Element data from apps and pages
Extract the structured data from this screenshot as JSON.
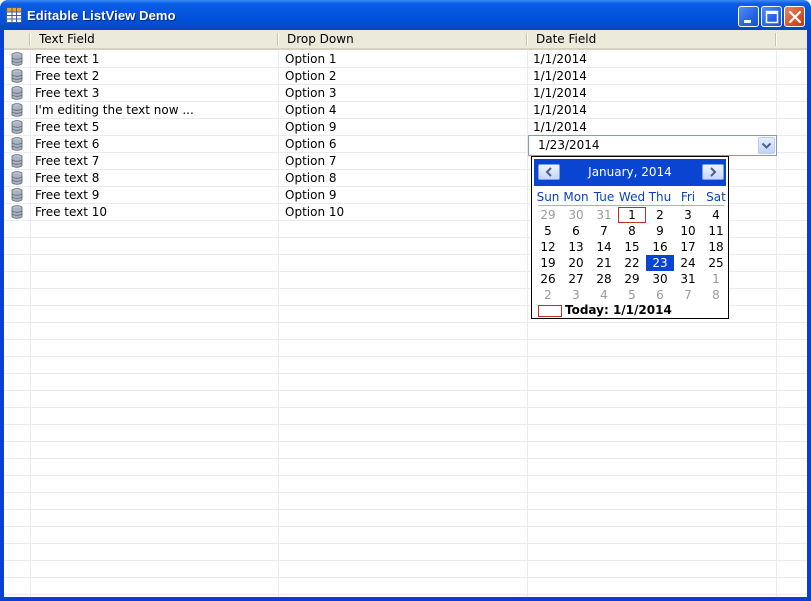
{
  "window": {
    "title": "Editable ListView Demo",
    "titlebar_color": "#0455e0"
  },
  "listview": {
    "columns": [
      "Text Field",
      "Drop Down",
      "Date Field"
    ],
    "rows": [
      {
        "text": "Free text 1",
        "option": "Option 1",
        "date": "1/1/2014"
      },
      {
        "text": "Free text 2",
        "option": "Option 2",
        "date": "1/1/2014"
      },
      {
        "text": "Free text 3",
        "option": "Option 3",
        "date": "1/1/2014"
      },
      {
        "text": "I'm editing the text now ...",
        "option": "Option 4",
        "date": "1/1/2014"
      },
      {
        "text": "Free text 5",
        "option": "Option 9",
        "date": "1/1/2014"
      },
      {
        "text": "Free text 6",
        "option": "Option 6",
        "date": ""
      },
      {
        "text": "Free text 7",
        "option": "Option 7",
        "date": ""
      },
      {
        "text": "Free text 8",
        "option": "Option 8",
        "date": ""
      },
      {
        "text": "Free text 9",
        "option": "Option 9",
        "date": ""
      },
      {
        "text": "Free text 10",
        "option": "Option 10",
        "date": ""
      }
    ],
    "row_icon": "database-icon"
  },
  "date_editor": {
    "value": "1/23/2014"
  },
  "calendar": {
    "month_title": "January, 2014",
    "days_of_week": [
      "Sun",
      "Mon",
      "Tue",
      "Wed",
      "Thu",
      "Fri",
      "Sat"
    ],
    "weeks": [
      [
        "29",
        "30",
        "31",
        "1",
        "2",
        "3",
        "4"
      ],
      [
        "5",
        "6",
        "7",
        "8",
        "9",
        "10",
        "11"
      ],
      [
        "12",
        "13",
        "14",
        "15",
        "16",
        "17",
        "18"
      ],
      [
        "19",
        "20",
        "21",
        "22",
        "23",
        "24",
        "25"
      ],
      [
        "26",
        "27",
        "28",
        "29",
        "30",
        "31",
        "1"
      ],
      [
        "2",
        "3",
        "4",
        "5",
        "6",
        "7",
        "8"
      ]
    ],
    "selected_day": "23",
    "today_day": "1",
    "today_label": "Today: 1/1/2014",
    "accent_color": "#0a45d2",
    "today_marker_color": "#c03020"
  }
}
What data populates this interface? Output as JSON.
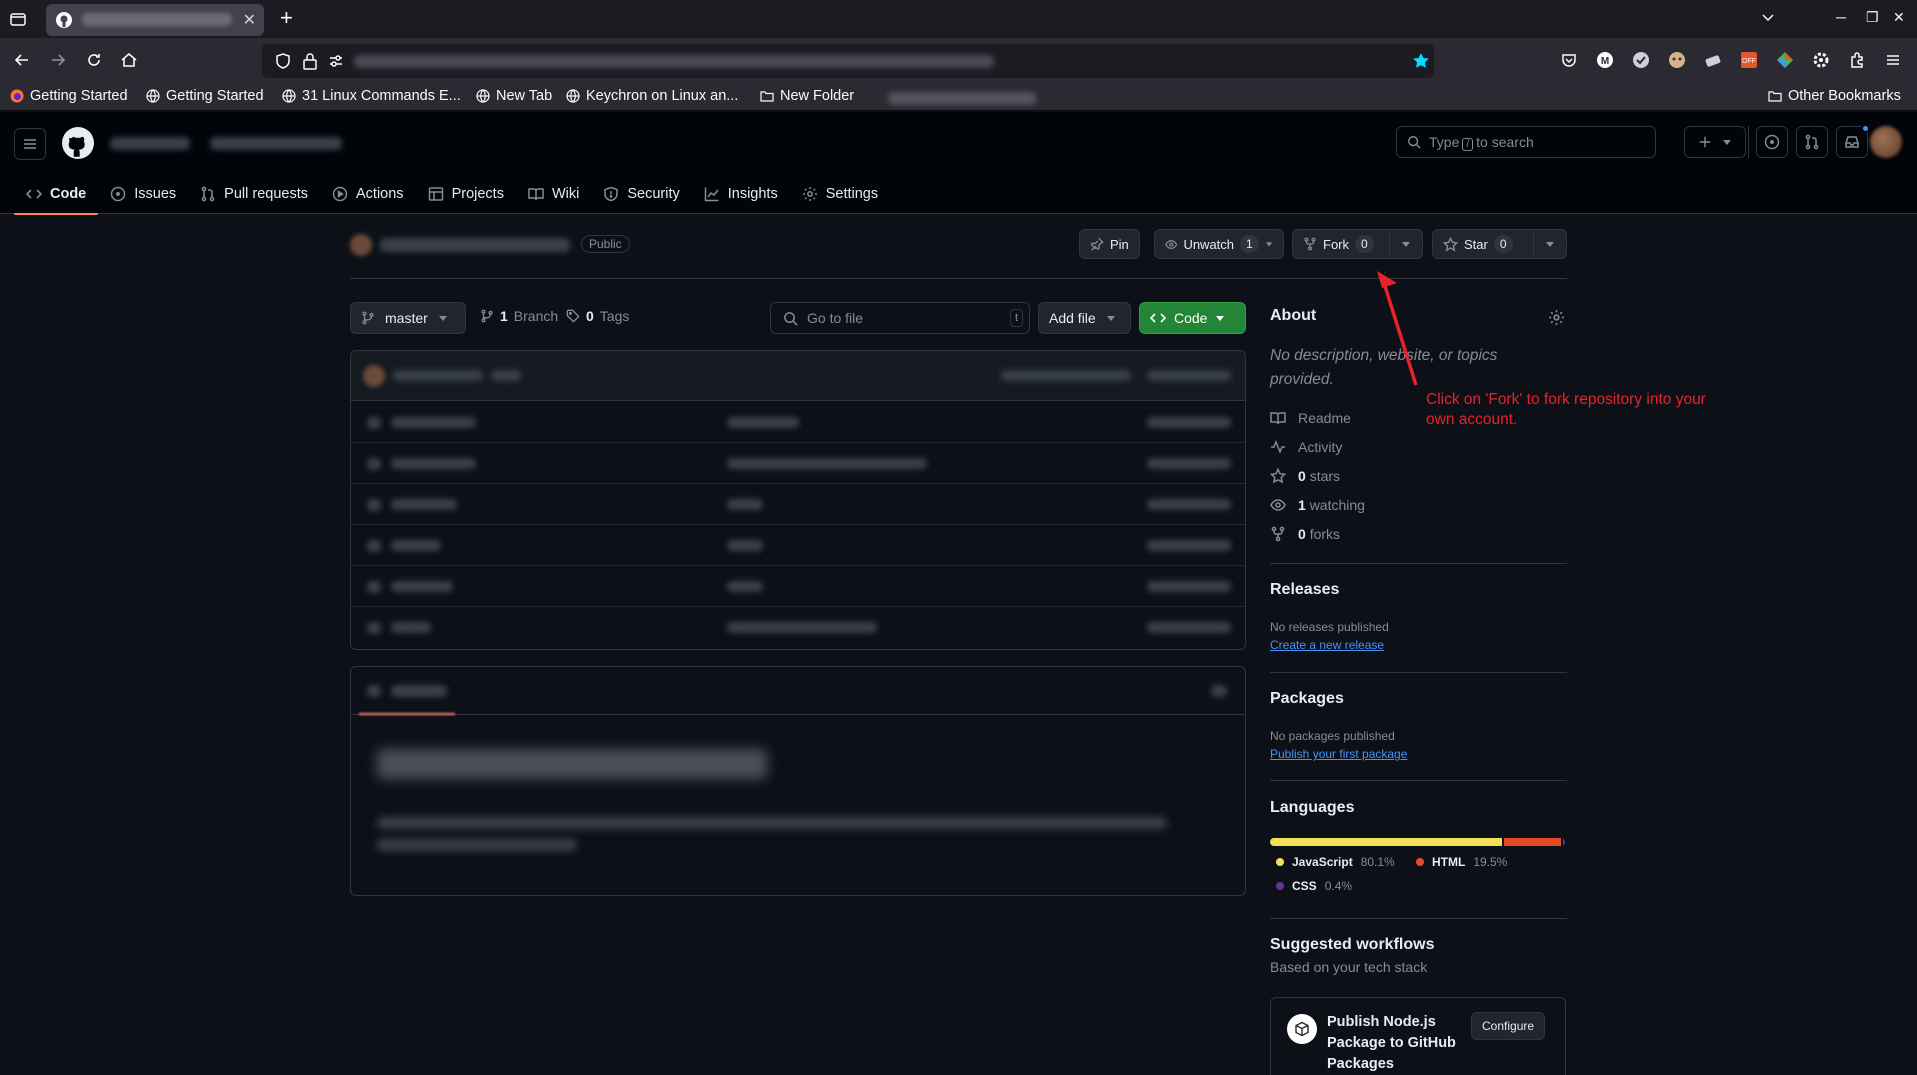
{
  "browser": {
    "bookmarks": [
      "Getting Started",
      "Getting Started",
      "31 Linux Commands E...",
      "New Tab",
      "Keychron on Linux an...",
      "New Folder"
    ],
    "other_bookmarks": "Other Bookmarks"
  },
  "header": {
    "search_prefix": "Type",
    "search_key": "/",
    "search_suffix": "to search"
  },
  "repo_tabs": [
    "Code",
    "Issues",
    "Pull requests",
    "Actions",
    "Projects",
    "Wiki",
    "Security",
    "Insights",
    "Settings"
  ],
  "repo": {
    "visibility": "Public",
    "pin_label": "Pin",
    "unwatch_label": "Unwatch",
    "unwatch_count": "1",
    "fork_label": "Fork",
    "fork_count": "0",
    "star_label": "Star",
    "star_count": "0"
  },
  "toolbar": {
    "branch": "master",
    "branch_count": "1",
    "branch_label": "Branch",
    "tag_count": "0",
    "tag_label": "Tags",
    "go_to_file": "Go to file",
    "go_to_file_key": "t",
    "add_file": "Add file",
    "code": "Code"
  },
  "about": {
    "title": "About",
    "description": "No description, website, or topics provided.",
    "readme": "Readme",
    "activity": "Activity",
    "stars_count": "0",
    "stars_label": "stars",
    "watching_count": "1",
    "watching_label": "watching",
    "forks_count": "0",
    "forks_label": "forks"
  },
  "releases": {
    "title": "Releases",
    "none": "No releases published",
    "create": "Create a new release"
  },
  "packages": {
    "title": "Packages",
    "none": "No packages published",
    "publish": "Publish your first package"
  },
  "languages": {
    "title": "Languages",
    "items": [
      {
        "name": "JavaScript",
        "pct": "80.1%",
        "value": 80.1,
        "color": "#f1e05a"
      },
      {
        "name": "HTML",
        "pct": "19.5%",
        "value": 19.5,
        "color": "#e34c26"
      },
      {
        "name": "CSS",
        "pct": "0.4%",
        "value": 0.4,
        "color": "#663399"
      }
    ]
  },
  "workflows": {
    "title": "Suggested workflows",
    "subtitle": "Based on your tech stack",
    "card_title": "Publish Node.js Package to GitHub Packages",
    "configure": "Configure"
  },
  "annotation": {
    "text": "Click on 'Fork' to fork repository into your own account.",
    "color": "#e8222a"
  }
}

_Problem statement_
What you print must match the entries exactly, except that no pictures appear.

_Your response_
Extract the structured data from this screenshot as JSON.
{
  "window": {
    "title": "Editable ListView Demo",
    "titlebar_color": "#0455e0"
  },
  "listview": {
    "columns": [
      "Text Field",
      "Drop Down",
      "Date Field"
    ],
    "rows": [
      {
        "text": "Free text 1",
        "option": "Option 1",
        "date": "1/1/2014"
      },
      {
        "text": "Free text 2",
        "option": "Option 2",
        "date": "1/1/2014"
      },
      {
        "text": "Free text 3",
        "option": "Option 3",
        "date": "1/1/2014"
      },
      {
        "text": "I'm editing the text now ...",
        "option": "Option 4",
        "date": "1/1/2014"
      },
      {
        "text": "Free text 5",
        "option": "Option 9",
        "date": "1/1/2014"
      },
      {
        "text": "Free text 6",
        "option": "Option 6",
        "date": ""
      },
      {
        "text": "Free text 7",
        "option": "Option 7",
        "date": ""
      },
      {
        "text": "Free text 8",
        "option": "Option 8",
        "date": ""
      },
      {
        "text": "Free text 9",
        "option": "Option 9",
        "date": ""
      },
      {
        "text": "Free text 10",
        "option": "Option 10",
        "date": ""
      }
    ],
    "row_icon": "database-icon"
  },
  "date_editor": {
    "value": "1/23/2014"
  },
  "calendar": {
    "month_title": "January, 2014",
    "days_of_week": [
      "Sun",
      "Mon",
      "Tue",
      "Wed",
      "Thu",
      "Fri",
      "Sat"
    ],
    "weeks": [
      [
        "29",
        "30",
        "31",
        "1",
        "2",
        "3",
        "4"
      ],
      [
        "5",
        "6",
        "7",
        "8",
        "9",
        "10",
        "11"
      ],
      [
        "12",
        "13",
        "14",
        "15",
        "16",
        "17",
        "18"
      ],
      [
        "19",
        "20",
        "21",
        "22",
        "23",
        "24",
        "25"
      ],
      [
        "26",
        "27",
        "28",
        "29",
        "30",
        "31",
        "1"
      ],
      [
        "2",
        "3",
        "4",
        "5",
        "6",
        "7",
        "8"
      ]
    ],
    "selected_day": "23",
    "today_day": "1",
    "today_label": "Today: 1/1/2014",
    "accent_color": "#0a45d2",
    "today_marker_color": "#c03020"
  }
}
What data populates this interface? Output as JSON.
{
  "browser": {
    "bookmarks": [
      "Getting Started",
      "Getting Started",
      "31 Linux Commands E...",
      "New Tab",
      "Keychron on Linux an...",
      "New Folder"
    ],
    "other_bookmarks": "Other Bookmarks"
  },
  "header": {
    "search_prefix": "Type",
    "search_key": "/",
    "search_suffix": "to search"
  },
  "repo_tabs": [
    "Code",
    "Issues",
    "Pull requests",
    "Actions",
    "Projects",
    "Wiki",
    "Security",
    "Insights",
    "Settings"
  ],
  "repo": {
    "visibility": "Public",
    "pin_label": "Pin",
    "unwatch_label": "Unwatch",
    "unwatch_count": "1",
    "fork_label": "Fork",
    "fork_count": "0",
    "star_label": "Star",
    "star_count": "0"
  },
  "toolbar": {
    "branch": "master",
    "branch_count": "1",
    "branch_label": "Branch",
    "tag_count": "0",
    "tag_label": "Tags",
    "go_to_file": "Go to file",
    "go_to_file_key": "t",
    "add_file": "Add file",
    "code": "Code"
  },
  "about": {
    "title": "About",
    "description": "No description, website, or topics provided.",
    "readme": "Readme",
    "activity": "Activity",
    "stars_count": "0",
    "stars_label": "stars",
    "watching_count": "1",
    "watching_label": "watching",
    "forks_count": "0",
    "forks_label": "forks"
  },
  "releases": {
    "title": "Releases",
    "none": "No releases published",
    "create": "Create a new release"
  },
  "packages": {
    "title": "Packages",
    "none": "No packages published",
    "publish": "Publish your first package"
  },
  "languages": {
    "title": "Languages",
    "items": [
      {
        "name": "JavaScript",
        "pct": "80.1%",
        "value": 80.1,
        "color": "#f1e05a"
      },
      {
        "name": "HTML",
        "pct": "19.5%",
        "value": 19.5,
        "color": "#e34c26"
      },
      {
        "name": "CSS",
        "pct": "0.4%",
        "value": 0.4,
        "color": "#663399"
      }
    ]
  },
  "workflows": {
    "title": "Suggested workflows",
    "subtitle": "Based on your tech stack",
    "card_title": "Publish Node.js Package to GitHub Packages",
    "configure": "Configure"
  },
  "annotation": {
    "text": "Click on 'Fork' to fork repository into your own account.",
    "color": "#e8222a"
  }
}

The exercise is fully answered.